Click on the links below to register for an upcoming Keep It Wild day:

Aliso and Wood Canyons

Laguna Coast

You can also join us for a Nursery Plant Propagation and Care Day for another great way to contribute to LCF without an ongoing volunteer commitment. Held in our Willow plant nursery, nursery volunteers may collect seeds, sow seeds in flats, sterilize plant containers and equipment and/or help maintain the facilities.

Register for an upcoming nursery day below:

Thanks to all our volunteers, and remember, #KeepItWild!

Please join us for Laguna Canyon Foundation’s and OC Parks’ volunteer orientation program and meet other fabulous volunteers, Laguna Canyon Foundation staff and OC Park Rangers!

Sunday, June 5, 2016
1:00 pm – 5:00 pm

Nix Nature Center
18751 Laguna Canyon Road
Laguna Beach, California 92651

Amid breathtaking views, you will learn about:

  • Laguna Canyon Foundation’s history and mission
  • OC Parks’ history and mission
  • Basics of volunteering:  paperwork, policies and requirements
  • How you can make a difference and #keepitwild

Our open space is so beautiful and there are many ways you can volunteer:

  • WAVing! (Wilderness Advocate Volunteer). Spend a few hours at trailheads sharing your knowledge of trails, wildlife and plants with visitors.
    • Willow
    • Big Bend
    • Nix
    • Dilley
    • Alta Laguna
    • … and more!
  • Assisting OC park rangers in Laguna Coast and Aliso and Wood Canyons Wilderness Parks
  • Leading hikes and rides
  • Restoring and maintaining trails
  • Working in the nursery to propagate native plants
  • Assisting staff with administrative work

To reserve your space at the Orientation, please email paula@lagunacanyon.org with your full name, phone number and city of residence.

As a park volunteer, you can assist with protecting, preserving, enhancing and promoting the natural beauty of over 22,000 acres of the South Coast Wilderness.

Join us and protect what you love!
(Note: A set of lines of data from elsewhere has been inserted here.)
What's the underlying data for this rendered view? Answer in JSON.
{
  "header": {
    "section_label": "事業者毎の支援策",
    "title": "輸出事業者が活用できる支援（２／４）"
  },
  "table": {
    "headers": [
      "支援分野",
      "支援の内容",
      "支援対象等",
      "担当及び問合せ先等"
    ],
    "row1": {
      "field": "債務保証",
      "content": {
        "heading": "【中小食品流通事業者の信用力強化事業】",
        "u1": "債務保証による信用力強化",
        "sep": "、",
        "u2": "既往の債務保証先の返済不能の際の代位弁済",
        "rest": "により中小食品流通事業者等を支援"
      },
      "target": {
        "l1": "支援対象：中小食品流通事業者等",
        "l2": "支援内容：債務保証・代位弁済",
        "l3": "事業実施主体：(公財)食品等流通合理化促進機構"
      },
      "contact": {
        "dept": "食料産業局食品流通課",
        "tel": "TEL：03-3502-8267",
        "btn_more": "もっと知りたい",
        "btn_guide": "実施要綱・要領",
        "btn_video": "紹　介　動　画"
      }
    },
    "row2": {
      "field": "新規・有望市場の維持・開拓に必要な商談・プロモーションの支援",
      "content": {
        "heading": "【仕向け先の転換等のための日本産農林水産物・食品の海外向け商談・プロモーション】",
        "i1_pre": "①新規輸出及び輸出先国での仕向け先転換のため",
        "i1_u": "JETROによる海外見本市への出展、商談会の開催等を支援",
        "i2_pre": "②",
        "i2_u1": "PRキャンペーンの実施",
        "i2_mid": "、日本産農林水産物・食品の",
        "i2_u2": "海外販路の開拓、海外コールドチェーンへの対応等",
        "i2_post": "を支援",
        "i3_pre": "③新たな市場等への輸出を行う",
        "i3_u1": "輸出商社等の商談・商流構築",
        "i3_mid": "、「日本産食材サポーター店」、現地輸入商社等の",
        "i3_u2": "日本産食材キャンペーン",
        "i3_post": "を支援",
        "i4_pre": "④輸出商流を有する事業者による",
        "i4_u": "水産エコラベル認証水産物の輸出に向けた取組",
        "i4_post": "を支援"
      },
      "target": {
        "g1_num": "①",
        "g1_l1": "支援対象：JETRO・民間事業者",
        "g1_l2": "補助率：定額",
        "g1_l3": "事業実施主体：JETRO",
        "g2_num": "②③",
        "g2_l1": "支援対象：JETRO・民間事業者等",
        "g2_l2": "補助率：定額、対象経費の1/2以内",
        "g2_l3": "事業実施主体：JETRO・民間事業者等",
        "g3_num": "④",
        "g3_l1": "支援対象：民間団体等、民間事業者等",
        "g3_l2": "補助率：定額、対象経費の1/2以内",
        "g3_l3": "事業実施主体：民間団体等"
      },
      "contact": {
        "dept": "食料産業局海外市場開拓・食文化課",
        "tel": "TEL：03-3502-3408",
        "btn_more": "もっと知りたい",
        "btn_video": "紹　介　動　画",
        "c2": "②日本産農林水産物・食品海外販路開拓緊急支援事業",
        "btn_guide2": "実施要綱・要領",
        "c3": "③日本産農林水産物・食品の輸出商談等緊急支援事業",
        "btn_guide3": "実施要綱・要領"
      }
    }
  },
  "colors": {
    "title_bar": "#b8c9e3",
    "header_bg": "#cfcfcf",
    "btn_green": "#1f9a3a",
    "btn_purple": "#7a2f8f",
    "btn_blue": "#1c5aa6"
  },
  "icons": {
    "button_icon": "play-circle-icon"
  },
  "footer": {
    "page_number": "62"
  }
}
Last Thursday, our volunteers were honored at OneOC’s “Spirit of Volunteerism” awards. Our entire volunteer team – over 100 regular, long-term volunteers! – were nominated by OC Parks staff at Aliso and Wood Canyons and Laguna Coast Wilderness Parks. Volunteer Susan Munson represented our volunteers at the dinner and awards ceremony, joined by Barbara Norton, Supervising Park Ranger for Laguna Coast Wilderness Park; LCF Executive Director Hallie Jones; and OC Parks Resource Specialist Rick Schaffer.

As the nomination explains,

“The volunteers of Laguna Canyon Foundation (LCF) have worked for years to save and protect the open space in and around Laguna Canyon. In 2015 alone, 135 volunteers provided 6,331 hours of service in support of OC Parks’ Laguna Coast Wilderness Park and Aliso and Wood Canyons Wilderness Park. LCF volunteers serve the parks in a variety of ways: greeting park visitors and assisting with trail directions to ensure visitors have a safe and enjoyable time in the park; maintaining the trails and ensuring they are safe for hikers, bikers, and equestrians; designing and conducting interpretive programs for the general public as well as school groups that come to the park on field trips; leading restoration activities that help restore old ranch lands back to their native habitat; and performing Citizen Science projects, such as servicing wildlife monitoring cameras to help OC Parks monitor the wildlife that inhabit the parks. The staff at Laguna Coast Wilderness Park and Aliso and Wood Canyons Wilderness Park are amazed by -and grateful for – the dedication and exceptional service provided by Laguna Canyon Foundation volunteers.”

“We’re so lucky to have such wonderful volunteers,” Jones said. “What a lovely way to honor their commitment. We couldn’t do what we do without them!”

Thank you to OC Parks staff for the nomination – and thank you again and again to our volunteers, who give back to LCF and to the community every day, and make what we do possible!